* Task prompt
Scan each line of the records for the word "into" and extract the ones that have it.
(Beginning of Dataset)
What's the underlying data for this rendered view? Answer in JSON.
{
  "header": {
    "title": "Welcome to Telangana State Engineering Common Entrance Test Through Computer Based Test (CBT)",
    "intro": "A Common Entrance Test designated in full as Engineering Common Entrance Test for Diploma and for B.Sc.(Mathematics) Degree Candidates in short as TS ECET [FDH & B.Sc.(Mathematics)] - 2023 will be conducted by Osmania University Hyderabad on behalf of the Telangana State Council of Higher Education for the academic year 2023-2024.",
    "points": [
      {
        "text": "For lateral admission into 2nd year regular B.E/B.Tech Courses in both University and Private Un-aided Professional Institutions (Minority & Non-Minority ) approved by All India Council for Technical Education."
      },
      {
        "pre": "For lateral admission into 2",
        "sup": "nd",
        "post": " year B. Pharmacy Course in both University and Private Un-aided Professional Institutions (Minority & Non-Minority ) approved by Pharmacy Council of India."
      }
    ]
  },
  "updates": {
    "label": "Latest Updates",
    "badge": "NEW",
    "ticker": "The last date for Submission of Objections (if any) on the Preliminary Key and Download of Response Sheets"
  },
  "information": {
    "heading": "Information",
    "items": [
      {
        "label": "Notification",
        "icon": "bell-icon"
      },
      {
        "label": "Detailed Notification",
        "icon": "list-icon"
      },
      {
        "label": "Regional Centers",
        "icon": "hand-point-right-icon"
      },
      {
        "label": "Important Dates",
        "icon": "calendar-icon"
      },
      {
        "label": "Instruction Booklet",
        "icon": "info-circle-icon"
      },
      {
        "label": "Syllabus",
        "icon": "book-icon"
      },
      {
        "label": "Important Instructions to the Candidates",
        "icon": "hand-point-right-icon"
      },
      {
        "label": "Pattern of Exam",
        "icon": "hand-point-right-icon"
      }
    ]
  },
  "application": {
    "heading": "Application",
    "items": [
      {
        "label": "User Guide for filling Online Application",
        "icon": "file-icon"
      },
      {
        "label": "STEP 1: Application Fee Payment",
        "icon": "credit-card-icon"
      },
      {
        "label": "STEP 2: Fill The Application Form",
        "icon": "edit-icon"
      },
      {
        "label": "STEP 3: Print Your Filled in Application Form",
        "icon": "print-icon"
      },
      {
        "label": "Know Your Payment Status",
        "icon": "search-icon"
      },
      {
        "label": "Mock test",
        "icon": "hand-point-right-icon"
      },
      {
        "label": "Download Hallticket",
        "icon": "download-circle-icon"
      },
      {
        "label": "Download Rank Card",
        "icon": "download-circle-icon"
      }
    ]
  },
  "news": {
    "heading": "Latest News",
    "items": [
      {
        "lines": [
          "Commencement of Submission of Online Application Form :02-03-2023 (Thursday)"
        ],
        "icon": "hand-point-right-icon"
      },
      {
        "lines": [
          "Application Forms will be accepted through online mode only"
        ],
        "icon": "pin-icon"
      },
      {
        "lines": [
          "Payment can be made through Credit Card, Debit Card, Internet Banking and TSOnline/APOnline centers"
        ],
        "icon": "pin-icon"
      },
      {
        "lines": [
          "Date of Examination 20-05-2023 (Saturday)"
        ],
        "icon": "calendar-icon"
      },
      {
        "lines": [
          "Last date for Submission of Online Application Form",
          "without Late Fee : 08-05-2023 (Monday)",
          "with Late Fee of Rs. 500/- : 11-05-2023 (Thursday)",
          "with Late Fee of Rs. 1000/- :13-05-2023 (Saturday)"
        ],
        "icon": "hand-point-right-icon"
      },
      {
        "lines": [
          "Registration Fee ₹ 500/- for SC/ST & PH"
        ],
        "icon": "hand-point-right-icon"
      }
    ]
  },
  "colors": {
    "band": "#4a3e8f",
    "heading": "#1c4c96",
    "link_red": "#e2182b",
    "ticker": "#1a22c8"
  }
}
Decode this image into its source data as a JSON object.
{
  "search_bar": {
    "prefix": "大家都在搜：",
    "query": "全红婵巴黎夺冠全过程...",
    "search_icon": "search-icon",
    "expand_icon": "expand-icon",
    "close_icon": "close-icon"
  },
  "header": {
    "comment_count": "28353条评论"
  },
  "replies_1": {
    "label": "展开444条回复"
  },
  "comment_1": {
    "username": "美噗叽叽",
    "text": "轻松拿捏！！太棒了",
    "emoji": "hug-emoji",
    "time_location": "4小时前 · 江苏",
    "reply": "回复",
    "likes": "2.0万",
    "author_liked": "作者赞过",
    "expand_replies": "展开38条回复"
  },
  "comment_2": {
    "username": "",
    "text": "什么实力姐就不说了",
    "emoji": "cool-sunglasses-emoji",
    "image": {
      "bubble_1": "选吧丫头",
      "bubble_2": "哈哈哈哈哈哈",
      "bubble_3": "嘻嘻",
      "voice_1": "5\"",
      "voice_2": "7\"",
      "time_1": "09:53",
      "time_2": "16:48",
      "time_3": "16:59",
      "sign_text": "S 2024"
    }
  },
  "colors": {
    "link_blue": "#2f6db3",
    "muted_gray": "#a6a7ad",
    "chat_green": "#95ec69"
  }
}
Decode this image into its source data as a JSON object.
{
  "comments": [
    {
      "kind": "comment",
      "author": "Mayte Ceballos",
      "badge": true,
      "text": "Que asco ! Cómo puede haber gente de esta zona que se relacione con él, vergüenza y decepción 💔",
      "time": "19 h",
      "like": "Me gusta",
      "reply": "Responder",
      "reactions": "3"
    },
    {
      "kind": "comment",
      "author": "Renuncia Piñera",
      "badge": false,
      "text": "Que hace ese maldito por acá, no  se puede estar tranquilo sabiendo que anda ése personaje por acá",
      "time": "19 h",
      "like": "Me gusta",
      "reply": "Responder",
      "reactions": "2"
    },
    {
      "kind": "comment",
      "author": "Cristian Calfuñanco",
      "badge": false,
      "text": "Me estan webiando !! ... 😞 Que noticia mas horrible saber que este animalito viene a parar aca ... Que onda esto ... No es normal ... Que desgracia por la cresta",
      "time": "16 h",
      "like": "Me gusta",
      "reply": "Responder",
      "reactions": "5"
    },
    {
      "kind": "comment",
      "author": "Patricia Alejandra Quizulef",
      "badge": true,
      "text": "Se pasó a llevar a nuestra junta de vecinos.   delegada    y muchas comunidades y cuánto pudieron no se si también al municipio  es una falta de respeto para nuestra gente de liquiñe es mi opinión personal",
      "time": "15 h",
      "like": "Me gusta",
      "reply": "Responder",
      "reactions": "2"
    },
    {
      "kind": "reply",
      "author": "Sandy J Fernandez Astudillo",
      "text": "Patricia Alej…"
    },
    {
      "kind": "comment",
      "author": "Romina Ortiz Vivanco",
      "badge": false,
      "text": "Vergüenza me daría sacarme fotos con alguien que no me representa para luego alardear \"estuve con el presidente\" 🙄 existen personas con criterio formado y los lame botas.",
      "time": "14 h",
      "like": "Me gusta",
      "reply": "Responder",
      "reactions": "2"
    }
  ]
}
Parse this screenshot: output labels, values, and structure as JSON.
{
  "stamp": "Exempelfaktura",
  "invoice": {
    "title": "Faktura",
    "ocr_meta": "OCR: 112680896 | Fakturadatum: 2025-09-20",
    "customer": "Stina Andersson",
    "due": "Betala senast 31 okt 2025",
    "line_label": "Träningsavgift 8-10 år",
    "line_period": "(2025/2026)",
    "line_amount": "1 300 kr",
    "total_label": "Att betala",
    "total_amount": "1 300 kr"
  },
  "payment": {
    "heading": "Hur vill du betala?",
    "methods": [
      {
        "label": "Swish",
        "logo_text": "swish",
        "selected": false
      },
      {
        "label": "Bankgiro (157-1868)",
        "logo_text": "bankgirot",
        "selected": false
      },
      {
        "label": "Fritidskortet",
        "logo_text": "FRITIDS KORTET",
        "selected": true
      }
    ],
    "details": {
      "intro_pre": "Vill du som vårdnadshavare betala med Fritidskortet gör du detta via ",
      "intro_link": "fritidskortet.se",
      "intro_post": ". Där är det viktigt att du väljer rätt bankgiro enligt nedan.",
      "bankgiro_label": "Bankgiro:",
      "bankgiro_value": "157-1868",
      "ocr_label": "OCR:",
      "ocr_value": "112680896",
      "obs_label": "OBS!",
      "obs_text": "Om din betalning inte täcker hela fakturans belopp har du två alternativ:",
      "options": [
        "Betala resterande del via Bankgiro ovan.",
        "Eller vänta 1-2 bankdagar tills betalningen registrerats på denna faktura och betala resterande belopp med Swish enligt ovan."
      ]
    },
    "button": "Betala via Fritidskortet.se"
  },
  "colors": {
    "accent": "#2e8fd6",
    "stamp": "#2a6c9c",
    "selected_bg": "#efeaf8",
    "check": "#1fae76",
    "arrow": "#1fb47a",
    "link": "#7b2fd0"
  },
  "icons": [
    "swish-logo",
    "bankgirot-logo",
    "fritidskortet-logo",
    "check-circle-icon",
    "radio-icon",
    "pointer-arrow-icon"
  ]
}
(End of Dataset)
* Result of the task
        "text": "For lateral admission into 2nd year regular B.E/B.Tech Courses in both University and Private Un-aided Professional Institutions (Minority & Non-Minority ) approved by All India Council for Technical Education."
        "pre": "For lateral admission into 2",
Decode this image into its source data as a JSON object.
Decode this image into its source data as a JSON object.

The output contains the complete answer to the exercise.